Our Weapon series is the focus of this month's book vote, including weapons from the 17th century right on through to the 20th. Have a read of the descriptions below and click the link to make your vote!
WPN: French Military Rifles 1936–90
WPN: The PIAT
WPN: Soviet Machine Guns of World War II
WPN: The Krag-Jørgensen Rifle
WPN: The Bayonet
French Military Rifles 1936–90
The MAS-36 bolt-action rifle served alongside older Lebel and Berthier models in World War II before equipping French and other troops during conflicts in Indochina, Algeria and elsewhere. Fielded from 1949, the MAS-49 semi-automatic rifle and its derivatives saw combat across the world, often in harsh conditions, before being replaced by the FAMAS bullpup assault rifle.
The PIAT: Britain’s Anti-Tank Weapon 1942–50
Based on a mortar design and employing hollow-charge ammunition, the Projector, Infantry, Anti-Tank was intended to give British and Commonwealth infantrymen the ability to take on enemy tanks and fortifications. The PIAT saw widespread combat during World War II, from Sicily to Borneo, and would be used by six Victoria Cross recipients.
Soviet Machine Guns of World War II
In June 1941 the Soviet Union fielded a variety of machine guns, ranging from the distinctive DP ‘record player’ to the formidable 12.7mm DShK. During the conflict the SG-43 joined the ageing PM M1910 Maxim in the front line, and all four models would continue to equip Soviet and other forces for many years after 1945.
The Krag-Jørgensen Rifle

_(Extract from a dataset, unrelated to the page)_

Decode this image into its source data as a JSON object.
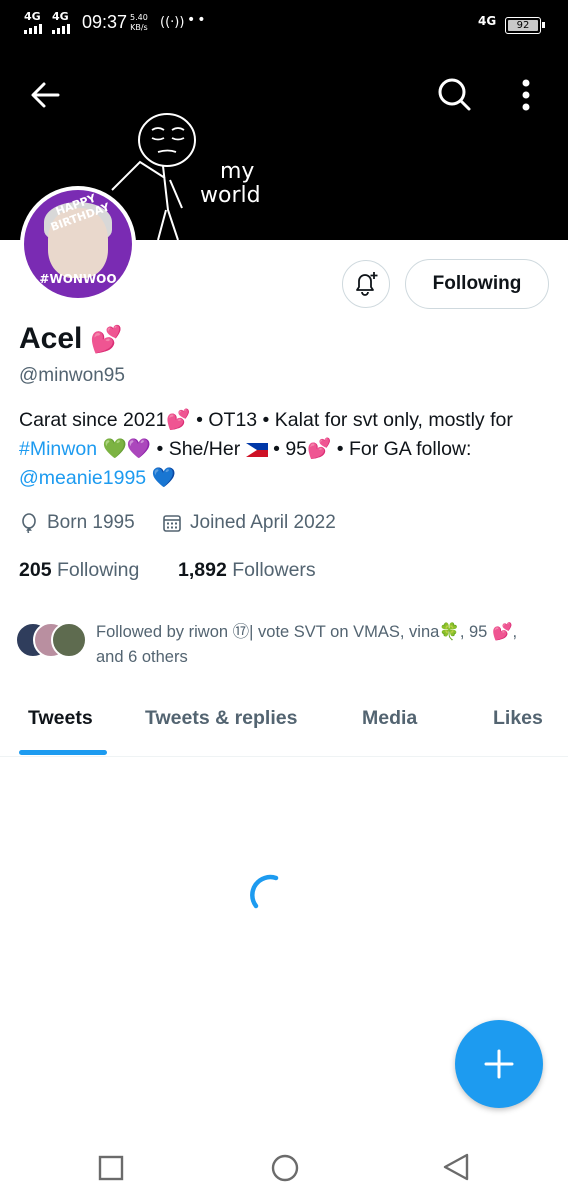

The Krag-Jørgensen, an innovative bolt-action weapon, entered US service in the 1890s and equipped US forces fighting in Cuba, the Philippines and elsewhere. It continued to be issued to the Norwegian armed forces into the 1940s, seeing service with German troops during World War II, and remains a popular weapon among civilian shooters today.
From the 17th century onwards, gun designers have sought to convert military firearms into close-combat weapons by adding a blade at the muzzle. This study charts the evolution of the bayonet from its earliest beginnings to the latest developments, revealing the fascinating story of a family of weapons that have proved enduringly popular among collectors across the world.
Make your vote by clicking here!
Now it's time for last month's X-Planes book vote results, which saw Research Jets of World War II claim victory with 27% of the final vote. Avro CF-105 Arrow and Parasite Fighters 1910s-1950s weren't far behind with just 0.35% between them. See below the full results, and thank you to everyone who took the time to vote.
|XPL - Research Jets of World War II||27.47%|
|XPL - Avro CF-105 Arrow||20.07%|
|XPL - Parasite Fighters 1910s-1950s||20.42%|
|XPL - Cold War Jet Seaplanes||15.84%|
|XPL - Lockheed AH-56 Cheyenne||17.20%|